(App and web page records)
-- Opening Marker --
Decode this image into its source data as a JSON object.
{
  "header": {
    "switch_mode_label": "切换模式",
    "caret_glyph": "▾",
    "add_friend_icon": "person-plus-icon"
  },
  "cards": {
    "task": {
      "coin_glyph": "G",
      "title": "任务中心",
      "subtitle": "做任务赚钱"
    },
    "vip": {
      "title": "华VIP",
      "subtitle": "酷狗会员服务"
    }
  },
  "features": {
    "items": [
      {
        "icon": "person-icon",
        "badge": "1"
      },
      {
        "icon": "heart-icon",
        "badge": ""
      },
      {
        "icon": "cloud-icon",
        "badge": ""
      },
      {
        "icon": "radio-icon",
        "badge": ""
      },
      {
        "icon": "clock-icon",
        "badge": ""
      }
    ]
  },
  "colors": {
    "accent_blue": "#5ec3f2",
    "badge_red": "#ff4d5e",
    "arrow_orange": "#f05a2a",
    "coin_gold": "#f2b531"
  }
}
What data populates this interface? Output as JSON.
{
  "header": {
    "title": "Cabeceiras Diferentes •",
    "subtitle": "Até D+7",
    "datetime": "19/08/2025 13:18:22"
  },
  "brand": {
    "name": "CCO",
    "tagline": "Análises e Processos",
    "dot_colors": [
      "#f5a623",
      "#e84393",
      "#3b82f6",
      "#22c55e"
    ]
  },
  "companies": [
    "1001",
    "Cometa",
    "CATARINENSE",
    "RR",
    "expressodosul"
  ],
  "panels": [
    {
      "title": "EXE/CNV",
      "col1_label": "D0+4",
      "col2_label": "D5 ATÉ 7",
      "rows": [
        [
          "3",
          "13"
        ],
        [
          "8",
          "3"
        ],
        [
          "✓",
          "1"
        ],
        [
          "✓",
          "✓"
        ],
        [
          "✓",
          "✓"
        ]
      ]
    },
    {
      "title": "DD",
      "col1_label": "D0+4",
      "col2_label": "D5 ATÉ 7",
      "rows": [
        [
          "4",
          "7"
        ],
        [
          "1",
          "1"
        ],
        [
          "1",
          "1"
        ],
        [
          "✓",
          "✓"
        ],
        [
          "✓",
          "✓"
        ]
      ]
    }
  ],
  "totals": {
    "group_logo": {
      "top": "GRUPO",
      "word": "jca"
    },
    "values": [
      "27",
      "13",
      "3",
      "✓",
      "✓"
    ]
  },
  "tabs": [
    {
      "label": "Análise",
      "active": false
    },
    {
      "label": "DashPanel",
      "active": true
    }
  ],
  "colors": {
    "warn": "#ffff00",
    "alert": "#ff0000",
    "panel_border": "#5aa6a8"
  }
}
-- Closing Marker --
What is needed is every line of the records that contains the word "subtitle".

      "subtitle": "做任务赚钱"
      "subtitle": "酷狗会员服务"
    "subtitle": "Até D+7",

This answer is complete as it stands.